A cell phone rings, faintly, but I still hear it. The whole class turns around to look at me, wondering what I'll do about it and hoping not to give away the person with the phone. I zero in on her anyway.
"Give me the phone," I say.
"I'm sorry, I didn't know it was on. I'll turn it off."
"No, that's OK, don't turn it off. Let me answer."
Reluctantly, she hands it over. I answer: "Hello?" A boy's voice, confused, asks for the girl. "No," I say, "she doesn't want to talk to you. She's ... a little busy right now." Behind me I hear some kids starting to laugh. On the phone, there's momentary silence, then a demand to talk to the girl. "Listen, buddy," I say. "She doesn't want to talk to you. She's with me now, got that? And don't bother calling back!"
I hang up, turn the phone off, and tell the girl she can pick it up after school.
The girl shows up right at the end of the day. By then I've forgotten what happened earlier and think she's just visiting. "What's going on?" I ask. "You need help with that essay?"
"Stop playing," she says. "Can I get my cell phone back?"
Of course. I know this by now. If I want kids to stop by after school or during lunch to make up a quiz or conference about an essay, they conveniently forget. But if I have their electronic devices, they show up. No excuses.
I suppose it's fair that if kids can't use cell phones in class, neither should teachers. But I use mine from time to time. As a weapon.
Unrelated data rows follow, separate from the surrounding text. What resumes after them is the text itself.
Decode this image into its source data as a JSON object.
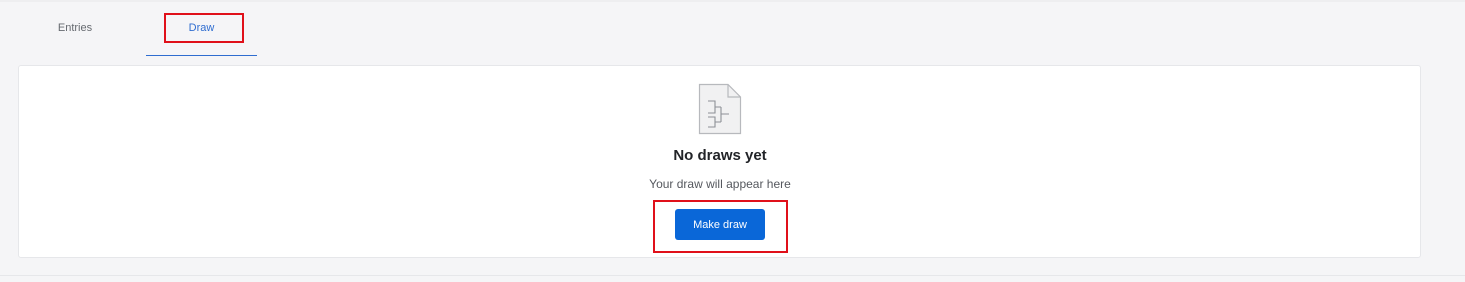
{
  "tabs": [
    {
      "label": "Entries",
      "active": false
    },
    {
      "label": "Draw",
      "active": true
    }
  ],
  "empty_state": {
    "icon": "bracket-document-icon",
    "title": "No draws yet",
    "subtitle": "Your draw will appear here",
    "button_label": "Make draw"
  },
  "colors": {
    "accent": "#0a67d8",
    "highlight": "#e0101a",
    "active_tab": "#2f6dd0"
  }
}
Kids fear my phone.
Students are working and I'm taking attendance. "Where's Amanda?" I ask. A couple of kids shrug. "Wait, I saw her in the hallway earlier," I say, loud enough to be heard. "Why isn't she here?" A few more shrugs. So I pull out my cell phone. I make a spectacle of myself, wanting everyone to see me dialing, hear me leaving a message: "Hi, this is Amanda's English teacher calling. I just want you to know that I saw Amanda earlier and she's supposed to be in my class right now, but she's not here. I hope she's OK, not just hanging out with that boyfriend of hers. Thanks."
Kids hate that. Amanda will be in class the next day, and so will all the other good kids who want so badly to be bad.
Better yet is to call home when the kid is in class in front of me. Last week, a tough kid showed up when he was supposed to be taking a practice ACT. There were five other kids in class. Everyone else was gone. So, these kids thought they'd get a free day, but I pulled out a short story and asked them to read. The tough kid, Tony, put his head down.
"Tony, do me a favor and read page one of this story." No response. "Tony, talking to you."
"I don't feel like reading."
"Hey, listen, this is your first time here in a week. I'm not asking if you feel like reading, I'm telling you to read. So, go ahead."
The other five kids were getting restless. A couple volunteered to read to avoid this confrontation. Maybe they're afraid of Tony and his temper, but I felt like pushing it. None of them should've been in class. They should have been taking the practice ACT, and I was the one who was supposed to have a free period.
"I don't know how to read."
"Yes, you do. You're one of the better readers in this classroom."
"I'm telling you I don't know how. And I don't feel like reading."
"Well, if you don't know how to read, now's a good time to learn. This is English class. So, start, and I'll help."
This could have gone on for the next 30 minutes, but instead, I pulled out my cell phone and called his house. Surprisingly, his mom answered.
"This is Tony's English teacher. Tony is refusing to read."
"I'm so sorry," she said. "I don't know what to do with him. I'm a single mother, doing my best. But he just doesn't listen to me. I've been praying for him."
"I know it's not easy," I lied. I don't really know how hard it is, but I could imagine. "But here's the thing. Tony is saying he doesn't even know how to read. Is this true?"
She was on the verge of tears. "He's a wonderful reader," she said. "He used to read all the time. Now, he just wants to hang out with those friends of his." Then, the magic words: "Can I talk to Tony?"
Absolutely. I handed the phone over to this tough kid, who all of a sudden was mumbling into the phone, "I'm sorry, mama."
When he hung up he read. Did an OK job. The rest of the kids read, too, but the bell rang before we finished, and I knew none of them would ever ask how the story ends. But I hoped that Tony would show up the next day and not attempt to derail yet another lesson. I hoped I had reached him. "Reach out and touch someone," the phone company ads used to say.
The next day there was a note in my mailbox: Tony has a ten-day out-of-school suspension. Drop off some work in the discipline office. I toyed with the idea of dropping off that short story. But I didn't.